Interestingly, a large portion of Zograf's strips features little to no art, being content to providing scans of decades old greeting cards and family photos of unknown people. That impression, of an author positively obsessed by flea markets is one that is even embraced by the cover of "the Second hand world" collecting roughly two years of his strips. Zograf seems endlessly amused by cheap toys and bootlegged versions of popular Disney characters, that most seem happy to ignore. Once again, this is no simple ridicule, as even then he endeavours to educate, and by highlighting the memorabilia save it from being forgotten about, by reminding the reader of the particular context in which it existed.
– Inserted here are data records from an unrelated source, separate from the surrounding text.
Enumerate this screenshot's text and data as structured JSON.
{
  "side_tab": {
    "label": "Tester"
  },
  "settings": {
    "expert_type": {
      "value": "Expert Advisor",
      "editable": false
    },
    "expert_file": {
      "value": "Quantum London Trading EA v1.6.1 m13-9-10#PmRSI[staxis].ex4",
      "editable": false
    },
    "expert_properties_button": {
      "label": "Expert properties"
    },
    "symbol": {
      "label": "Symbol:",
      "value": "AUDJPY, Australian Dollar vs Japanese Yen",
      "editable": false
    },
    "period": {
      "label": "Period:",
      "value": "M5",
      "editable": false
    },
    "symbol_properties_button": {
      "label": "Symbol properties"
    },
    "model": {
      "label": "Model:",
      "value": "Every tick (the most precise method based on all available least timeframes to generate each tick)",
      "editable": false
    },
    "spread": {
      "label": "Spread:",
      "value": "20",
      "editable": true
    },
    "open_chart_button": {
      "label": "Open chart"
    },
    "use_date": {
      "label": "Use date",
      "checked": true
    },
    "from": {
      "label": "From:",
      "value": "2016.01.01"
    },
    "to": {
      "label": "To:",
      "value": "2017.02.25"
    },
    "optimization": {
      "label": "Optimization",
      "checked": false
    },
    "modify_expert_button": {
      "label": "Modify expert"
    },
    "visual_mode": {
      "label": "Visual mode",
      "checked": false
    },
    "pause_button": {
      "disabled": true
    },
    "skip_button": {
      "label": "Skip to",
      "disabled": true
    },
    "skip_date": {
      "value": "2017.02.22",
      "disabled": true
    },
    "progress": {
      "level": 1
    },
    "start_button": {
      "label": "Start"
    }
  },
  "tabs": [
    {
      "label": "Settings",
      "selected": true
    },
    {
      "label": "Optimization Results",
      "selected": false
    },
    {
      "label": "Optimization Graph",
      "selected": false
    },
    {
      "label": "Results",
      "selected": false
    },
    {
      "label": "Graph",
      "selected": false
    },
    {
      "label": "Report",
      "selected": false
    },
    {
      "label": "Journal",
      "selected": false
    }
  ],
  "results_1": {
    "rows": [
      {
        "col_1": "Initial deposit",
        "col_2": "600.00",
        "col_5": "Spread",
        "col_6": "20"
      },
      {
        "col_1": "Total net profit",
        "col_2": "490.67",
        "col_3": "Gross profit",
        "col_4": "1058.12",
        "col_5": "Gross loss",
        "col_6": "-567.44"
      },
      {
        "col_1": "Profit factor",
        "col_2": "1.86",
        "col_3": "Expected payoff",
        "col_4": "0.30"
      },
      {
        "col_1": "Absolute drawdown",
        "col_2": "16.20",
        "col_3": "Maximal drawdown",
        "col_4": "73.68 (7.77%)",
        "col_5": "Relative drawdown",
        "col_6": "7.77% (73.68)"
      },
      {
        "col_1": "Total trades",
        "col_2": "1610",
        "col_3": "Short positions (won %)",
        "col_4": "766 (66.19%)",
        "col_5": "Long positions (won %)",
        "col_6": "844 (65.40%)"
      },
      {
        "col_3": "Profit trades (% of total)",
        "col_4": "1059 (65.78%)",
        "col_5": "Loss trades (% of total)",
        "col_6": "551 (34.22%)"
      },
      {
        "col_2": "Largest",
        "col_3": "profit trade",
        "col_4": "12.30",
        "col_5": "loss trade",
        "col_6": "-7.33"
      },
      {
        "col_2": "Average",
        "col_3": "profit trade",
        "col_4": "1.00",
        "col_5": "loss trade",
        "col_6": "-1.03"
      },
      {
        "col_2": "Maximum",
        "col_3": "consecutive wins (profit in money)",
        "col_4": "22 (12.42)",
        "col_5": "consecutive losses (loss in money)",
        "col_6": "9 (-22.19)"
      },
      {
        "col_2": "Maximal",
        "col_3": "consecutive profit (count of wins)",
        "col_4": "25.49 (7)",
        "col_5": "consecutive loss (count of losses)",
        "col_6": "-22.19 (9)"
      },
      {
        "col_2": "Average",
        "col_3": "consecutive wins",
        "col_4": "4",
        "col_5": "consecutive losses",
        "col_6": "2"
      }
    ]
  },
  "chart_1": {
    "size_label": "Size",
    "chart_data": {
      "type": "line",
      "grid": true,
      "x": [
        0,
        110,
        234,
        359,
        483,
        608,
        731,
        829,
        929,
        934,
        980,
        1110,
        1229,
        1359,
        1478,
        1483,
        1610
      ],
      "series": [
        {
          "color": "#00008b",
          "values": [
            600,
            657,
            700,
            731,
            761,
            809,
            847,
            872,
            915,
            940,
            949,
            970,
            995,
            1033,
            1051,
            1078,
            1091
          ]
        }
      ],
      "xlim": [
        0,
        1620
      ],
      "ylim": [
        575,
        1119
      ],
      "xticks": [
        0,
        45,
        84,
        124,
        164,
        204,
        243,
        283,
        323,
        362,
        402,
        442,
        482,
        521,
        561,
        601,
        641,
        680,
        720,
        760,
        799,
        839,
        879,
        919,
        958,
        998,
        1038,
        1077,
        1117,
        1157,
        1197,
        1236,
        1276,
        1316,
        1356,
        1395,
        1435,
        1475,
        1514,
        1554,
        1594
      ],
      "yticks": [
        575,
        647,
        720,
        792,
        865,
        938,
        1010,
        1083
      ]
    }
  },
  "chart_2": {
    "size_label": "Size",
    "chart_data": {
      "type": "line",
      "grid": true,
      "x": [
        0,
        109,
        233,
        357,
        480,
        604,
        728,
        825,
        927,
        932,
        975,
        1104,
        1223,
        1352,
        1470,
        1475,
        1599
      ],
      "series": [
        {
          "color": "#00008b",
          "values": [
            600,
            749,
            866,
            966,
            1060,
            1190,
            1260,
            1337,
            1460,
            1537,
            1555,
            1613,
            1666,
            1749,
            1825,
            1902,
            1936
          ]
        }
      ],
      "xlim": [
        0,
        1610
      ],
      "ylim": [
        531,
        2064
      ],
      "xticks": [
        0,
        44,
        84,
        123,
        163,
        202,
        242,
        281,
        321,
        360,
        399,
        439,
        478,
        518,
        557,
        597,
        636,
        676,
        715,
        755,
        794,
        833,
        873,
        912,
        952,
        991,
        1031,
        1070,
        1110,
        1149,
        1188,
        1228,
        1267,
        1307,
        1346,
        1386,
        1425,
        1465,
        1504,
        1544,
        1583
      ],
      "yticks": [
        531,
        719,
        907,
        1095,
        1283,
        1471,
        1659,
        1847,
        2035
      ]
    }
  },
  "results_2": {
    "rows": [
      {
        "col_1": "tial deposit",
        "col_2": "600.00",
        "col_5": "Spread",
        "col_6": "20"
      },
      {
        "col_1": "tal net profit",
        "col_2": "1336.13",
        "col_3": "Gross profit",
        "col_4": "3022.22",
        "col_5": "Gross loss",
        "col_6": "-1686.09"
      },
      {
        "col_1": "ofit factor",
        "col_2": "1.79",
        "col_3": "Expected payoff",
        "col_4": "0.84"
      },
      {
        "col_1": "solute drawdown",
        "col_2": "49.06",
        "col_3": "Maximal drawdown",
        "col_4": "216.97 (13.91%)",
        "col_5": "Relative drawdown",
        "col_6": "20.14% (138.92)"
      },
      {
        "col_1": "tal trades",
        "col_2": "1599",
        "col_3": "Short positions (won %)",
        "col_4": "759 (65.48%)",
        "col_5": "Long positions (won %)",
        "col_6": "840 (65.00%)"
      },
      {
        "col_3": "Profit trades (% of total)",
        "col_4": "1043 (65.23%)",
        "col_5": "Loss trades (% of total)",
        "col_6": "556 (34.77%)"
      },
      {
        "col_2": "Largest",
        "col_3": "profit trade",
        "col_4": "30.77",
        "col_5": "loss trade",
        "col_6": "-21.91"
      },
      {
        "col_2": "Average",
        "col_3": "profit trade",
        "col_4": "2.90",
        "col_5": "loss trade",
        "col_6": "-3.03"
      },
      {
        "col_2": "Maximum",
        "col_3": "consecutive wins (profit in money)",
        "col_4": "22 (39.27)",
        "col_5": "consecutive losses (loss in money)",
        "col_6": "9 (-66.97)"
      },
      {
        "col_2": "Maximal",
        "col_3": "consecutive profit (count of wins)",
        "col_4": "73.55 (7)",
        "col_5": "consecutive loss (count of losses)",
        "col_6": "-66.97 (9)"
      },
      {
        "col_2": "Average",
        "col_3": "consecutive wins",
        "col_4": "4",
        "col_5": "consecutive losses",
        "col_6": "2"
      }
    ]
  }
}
On the other hand, he is critical of the modern world as well, going so far to illustrate some of the strangest foreign novelty catalogues.

A lot of the times, there just seems to be no end to Zograf's creativity, as he illustrates a rare dream, an over the top "Battle of Stalingrad" communist propaganda poem, and even a particularly shoddy written synopsis to a western. All along, the reader gets the tidbits of the creator's musical taste, with the interest in oddball bands such as "the Residents" and "Bonzo dog band", but very little personal information. For an author that seems completely devoted to autobiographical comics, Zograf is almost enigmatic in how little of his personal life carries over in his comics. Contrary to his supremely rich inner life, the reader is almost kept at a distance when it comes to any kind of concrete information, aside from the essentials.

This is nowhere as apparent as in the "Vreme" strip detailing how Zograf and his wife spent the New Year's eve. By circling through Pancevo's countryside, the creator is happy to get a peek at everyone's festivities, while leaving himself to the side, as the observer. Never claiming objectivity, Zograf remains a columnist that presents his opinions sharply and personally, yet always at the distance from the traditional intimacy of auto-bio comix.

When it comes to the availability of his current work, little of it has been translated in English, although French's "L'Association" has so far published two volumes of his previous work, unrelated to "Regards from Serbia". Seeing as he continues to work for "Vreme" on a regular basis, we can hope that it is only a matter of time that the wider audiences can be introduced to his comics, and the universal wit behind them.

1 comment:

Anonymous said...

Thanks for the review. I love "Regards from Serbia" and hope that some of his other work will be translated eventually.